Topic List : Immunology
Special diet helps bacteria engraft in gut
Gut bacteria able to digest seaweed can outcompete native bacteria in the large intestine of nori-fed mice, according to Stanford scientists. Favoring one species over others in the gut could help advance precision health.
$11.9 million for anti-leukemia trial
The California Institute for Regenerative Medicine awarded Stanford researcher Crystal Mackall a grant to study immune cells genetically modified to attack two proteins on leukemia and lymphoma cells.
Older people’s immune cells diverge more
Stanford scientists, focusing on chemical adjuncts affixed to DNA-associated proteins, found that these markings become more diverse with age.
Altered immune cells attack brain tumor
In mice, a fatal brainstem tumor was cleared by injecting it with engineered T cells that recognized the cancer and targeted it for destruction. The Stanford discovery is moving to human trials.
Conference on human immune monitoring
The two-day event will highlight the latest research by top scientists on technologies and analytic methods geared toward studying human immunology.
Antibody treatment for ‘bubble boy’ disease
In a clinical trial, participants were given an antibody to CD117, a cell surface marker, in an effort to wipe out their defective blood stem cells without high-risk chemotherapy or radiation.
Schneider on disease and data sculptures
Many infectious diseases, including malaria, are marked by cyclical ups and downs. David Schneider takes a creative approach to making sense of those ups and downs.
'Vaccine’ destroys tumors in mice
Activating T cells in tumors eliminated even distant metastases in mice, Stanford researchers found. Lymphoma patients are being recruited to test the technique in a clinical trial.
Screen could reveal immunotherapy targets
Stanford scientists have developed a biochemical screen that identifies molecules critical to immunotherapy for a host of diseases, including cancer.
Drug blocks several mosquito-borne viruses
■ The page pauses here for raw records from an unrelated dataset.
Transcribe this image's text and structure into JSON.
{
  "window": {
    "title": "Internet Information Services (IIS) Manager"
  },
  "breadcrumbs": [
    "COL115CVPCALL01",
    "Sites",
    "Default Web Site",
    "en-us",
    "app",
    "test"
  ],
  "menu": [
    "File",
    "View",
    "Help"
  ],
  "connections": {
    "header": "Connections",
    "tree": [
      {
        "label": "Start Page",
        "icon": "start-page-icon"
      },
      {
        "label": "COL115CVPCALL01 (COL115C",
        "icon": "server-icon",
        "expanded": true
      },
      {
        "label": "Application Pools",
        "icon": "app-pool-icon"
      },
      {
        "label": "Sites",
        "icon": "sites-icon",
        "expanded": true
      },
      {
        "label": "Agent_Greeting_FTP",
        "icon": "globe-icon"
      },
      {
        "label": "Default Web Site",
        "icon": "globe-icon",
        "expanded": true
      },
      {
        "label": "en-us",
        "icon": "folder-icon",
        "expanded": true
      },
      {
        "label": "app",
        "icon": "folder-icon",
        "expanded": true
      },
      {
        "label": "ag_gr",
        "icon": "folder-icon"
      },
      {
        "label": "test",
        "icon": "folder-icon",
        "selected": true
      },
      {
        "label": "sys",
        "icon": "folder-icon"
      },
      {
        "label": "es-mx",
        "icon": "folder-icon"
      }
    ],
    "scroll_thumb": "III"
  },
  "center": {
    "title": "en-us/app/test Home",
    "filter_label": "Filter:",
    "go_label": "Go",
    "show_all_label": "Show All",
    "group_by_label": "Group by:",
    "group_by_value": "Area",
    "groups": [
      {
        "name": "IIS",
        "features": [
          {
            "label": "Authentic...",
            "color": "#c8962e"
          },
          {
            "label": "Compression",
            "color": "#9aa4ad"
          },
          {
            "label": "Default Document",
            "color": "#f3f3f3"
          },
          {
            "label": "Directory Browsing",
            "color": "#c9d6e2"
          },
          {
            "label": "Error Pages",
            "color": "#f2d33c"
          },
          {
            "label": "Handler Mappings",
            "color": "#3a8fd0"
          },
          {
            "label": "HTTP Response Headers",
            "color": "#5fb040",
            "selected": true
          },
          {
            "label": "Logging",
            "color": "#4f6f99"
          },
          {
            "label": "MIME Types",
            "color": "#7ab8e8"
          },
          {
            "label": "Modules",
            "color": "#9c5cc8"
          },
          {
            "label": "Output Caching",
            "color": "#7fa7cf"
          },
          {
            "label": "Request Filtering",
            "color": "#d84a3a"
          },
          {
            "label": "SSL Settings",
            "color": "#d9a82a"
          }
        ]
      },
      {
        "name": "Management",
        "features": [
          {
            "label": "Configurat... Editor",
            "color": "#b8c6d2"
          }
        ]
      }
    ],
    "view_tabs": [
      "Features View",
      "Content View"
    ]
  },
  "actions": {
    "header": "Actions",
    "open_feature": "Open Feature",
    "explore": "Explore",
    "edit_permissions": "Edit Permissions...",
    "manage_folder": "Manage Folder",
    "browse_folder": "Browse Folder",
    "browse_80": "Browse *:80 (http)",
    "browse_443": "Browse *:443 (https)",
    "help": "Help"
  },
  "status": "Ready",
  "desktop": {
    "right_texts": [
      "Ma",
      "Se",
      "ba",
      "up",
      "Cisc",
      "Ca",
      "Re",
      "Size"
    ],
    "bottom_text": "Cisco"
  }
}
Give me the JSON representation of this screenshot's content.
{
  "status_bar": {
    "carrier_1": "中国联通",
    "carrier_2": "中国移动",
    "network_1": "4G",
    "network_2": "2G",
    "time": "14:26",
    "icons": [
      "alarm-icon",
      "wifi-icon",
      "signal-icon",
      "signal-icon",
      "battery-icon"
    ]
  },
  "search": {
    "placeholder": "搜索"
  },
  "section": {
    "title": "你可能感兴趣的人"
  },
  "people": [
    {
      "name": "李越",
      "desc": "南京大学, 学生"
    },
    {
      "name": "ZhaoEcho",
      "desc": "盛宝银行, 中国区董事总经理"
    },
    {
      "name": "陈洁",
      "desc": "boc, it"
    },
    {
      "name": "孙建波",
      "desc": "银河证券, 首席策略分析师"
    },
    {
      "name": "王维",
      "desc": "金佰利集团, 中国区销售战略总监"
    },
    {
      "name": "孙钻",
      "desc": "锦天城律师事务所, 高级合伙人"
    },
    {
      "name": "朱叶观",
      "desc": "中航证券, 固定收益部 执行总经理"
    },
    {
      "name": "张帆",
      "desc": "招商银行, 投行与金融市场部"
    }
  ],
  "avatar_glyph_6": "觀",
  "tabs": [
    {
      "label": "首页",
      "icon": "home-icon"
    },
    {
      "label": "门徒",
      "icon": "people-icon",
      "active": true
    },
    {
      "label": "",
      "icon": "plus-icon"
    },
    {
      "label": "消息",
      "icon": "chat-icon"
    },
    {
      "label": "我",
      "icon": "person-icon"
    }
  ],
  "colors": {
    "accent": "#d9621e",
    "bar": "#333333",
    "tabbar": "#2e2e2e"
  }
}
A new Stanford study details how to shut off proteins in mammalian cells to keep viruses such as Zika, dengue and West Nile from replicating in them.